The first four-star hotel to grace the area, the Marriott has been a long time in coming, said El Cajon Mayor Bill Wells during the ribbon cutting ceremony on Monday, Mar. 5.

East County was well represented in the final showdown of CIF basketball. Mount Miguel High School, Spring Valley, and Christian High School, El Cajon, sent both their boys and girls teams to the championship games.

Mount Miguel’s girls (No. 2) brought home the Open Division championship with a gut-wrenching 50-49 win against Mission Hills (No. 4).

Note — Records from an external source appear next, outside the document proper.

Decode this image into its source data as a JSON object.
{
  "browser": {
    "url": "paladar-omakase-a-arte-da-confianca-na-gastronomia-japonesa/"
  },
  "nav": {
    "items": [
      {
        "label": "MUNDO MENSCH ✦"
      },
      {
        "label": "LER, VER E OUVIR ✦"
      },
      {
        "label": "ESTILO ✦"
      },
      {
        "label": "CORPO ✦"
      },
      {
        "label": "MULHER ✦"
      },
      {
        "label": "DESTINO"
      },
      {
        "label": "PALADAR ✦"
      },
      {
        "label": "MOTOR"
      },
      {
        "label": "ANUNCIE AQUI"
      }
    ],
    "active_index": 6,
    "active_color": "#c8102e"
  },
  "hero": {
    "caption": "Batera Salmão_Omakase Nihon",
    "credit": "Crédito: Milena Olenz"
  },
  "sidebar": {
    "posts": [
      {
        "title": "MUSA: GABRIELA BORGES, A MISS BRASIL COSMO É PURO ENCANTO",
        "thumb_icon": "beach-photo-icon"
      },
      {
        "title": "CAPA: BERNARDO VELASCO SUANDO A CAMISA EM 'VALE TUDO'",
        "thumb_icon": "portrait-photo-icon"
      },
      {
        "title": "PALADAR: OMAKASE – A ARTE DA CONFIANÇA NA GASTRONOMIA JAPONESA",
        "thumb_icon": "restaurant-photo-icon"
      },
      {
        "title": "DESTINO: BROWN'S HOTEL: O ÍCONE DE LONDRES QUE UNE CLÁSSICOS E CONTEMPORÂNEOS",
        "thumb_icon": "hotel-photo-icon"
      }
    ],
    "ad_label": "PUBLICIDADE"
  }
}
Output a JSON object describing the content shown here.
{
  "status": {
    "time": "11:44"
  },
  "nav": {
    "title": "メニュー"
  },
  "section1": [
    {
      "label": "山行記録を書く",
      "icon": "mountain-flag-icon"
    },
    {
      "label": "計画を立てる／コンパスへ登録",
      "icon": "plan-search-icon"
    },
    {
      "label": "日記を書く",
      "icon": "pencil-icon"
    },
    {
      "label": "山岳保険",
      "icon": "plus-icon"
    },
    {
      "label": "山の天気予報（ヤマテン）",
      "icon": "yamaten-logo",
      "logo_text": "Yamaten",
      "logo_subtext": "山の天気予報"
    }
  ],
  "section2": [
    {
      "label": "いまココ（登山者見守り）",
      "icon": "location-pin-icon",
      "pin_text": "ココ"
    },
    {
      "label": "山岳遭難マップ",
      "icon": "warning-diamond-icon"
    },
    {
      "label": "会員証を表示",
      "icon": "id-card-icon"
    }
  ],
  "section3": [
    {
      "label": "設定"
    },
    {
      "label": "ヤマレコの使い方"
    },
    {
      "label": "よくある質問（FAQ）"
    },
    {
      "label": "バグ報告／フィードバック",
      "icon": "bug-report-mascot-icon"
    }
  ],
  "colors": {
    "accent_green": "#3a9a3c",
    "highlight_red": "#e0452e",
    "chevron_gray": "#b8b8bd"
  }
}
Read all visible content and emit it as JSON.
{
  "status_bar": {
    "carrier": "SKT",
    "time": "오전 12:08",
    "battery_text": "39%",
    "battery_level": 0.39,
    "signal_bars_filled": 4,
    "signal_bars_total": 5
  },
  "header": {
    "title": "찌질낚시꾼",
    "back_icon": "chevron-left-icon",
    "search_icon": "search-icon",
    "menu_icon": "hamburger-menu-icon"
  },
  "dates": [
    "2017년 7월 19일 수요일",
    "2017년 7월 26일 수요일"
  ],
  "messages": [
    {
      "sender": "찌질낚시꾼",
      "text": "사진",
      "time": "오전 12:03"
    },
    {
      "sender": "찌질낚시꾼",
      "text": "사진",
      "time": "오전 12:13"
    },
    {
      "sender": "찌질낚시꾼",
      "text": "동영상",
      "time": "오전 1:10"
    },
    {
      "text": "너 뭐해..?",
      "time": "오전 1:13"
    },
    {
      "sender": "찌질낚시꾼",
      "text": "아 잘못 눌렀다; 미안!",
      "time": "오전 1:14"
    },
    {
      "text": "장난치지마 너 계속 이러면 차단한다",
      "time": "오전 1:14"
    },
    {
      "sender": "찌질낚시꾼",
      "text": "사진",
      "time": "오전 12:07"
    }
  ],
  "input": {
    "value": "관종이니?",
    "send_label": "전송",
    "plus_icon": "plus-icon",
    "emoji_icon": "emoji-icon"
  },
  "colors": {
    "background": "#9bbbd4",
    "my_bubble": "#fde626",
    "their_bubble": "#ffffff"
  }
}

After a three-year legal battle and two decades of effort to build a high school for Alpine students, the Grossmont Union High School District (GUHSD) and Alpine Union School District (AUSD), in conjunction with the Alpine Taxpayers for Bond Accountability (ATBA), have dropped litigation. No high school will be built in the foreseeable future. 

The first story I ever covered for The East County Californian was a boys water polo game. It was a warm evening in September of 2015 and I had never been as far east as El Capitan High School where the game was being played.

I was born and raised in the South Bay. I took ballet lessons at the civic center in Chula Vista, went to church in Bonita, attended Southwestern College for both of my associate degrees. Whatever lay east of the I-25 was largely uncharted territory for me when the then-editor of The Cal, Albert Fulcher, asked me to help cover sports in East County.

At 3:30 a.m. one morning in October of 2007, Donna Perry woke up to a hundred foot wall of fire. In the flurried scramble to evacuate, the confounding question became: what to do with the horses.

After getting her own horses to safety, Perry said she and a few others went back to take care of her neighbors ponies who refused to be moved to safety.

The terrifying experience, followed by several long days at the Lakeside Rodeo where most local livestock are taken during fires, put into sharp focus the question of equine emergency response.

In January, the high hopes of El Capitan’s all-underclassmen varsity girls basketball team were only a glimmer on the horizon. The dream arrived sooner than expected.

Entirely staffed with freshmen and sophomores -- and one lone junior who is a foreign exchange student -- the Vaqueros tampered their expectations for the season. That was before they went undefeated in league, before they earned a place in semifinals.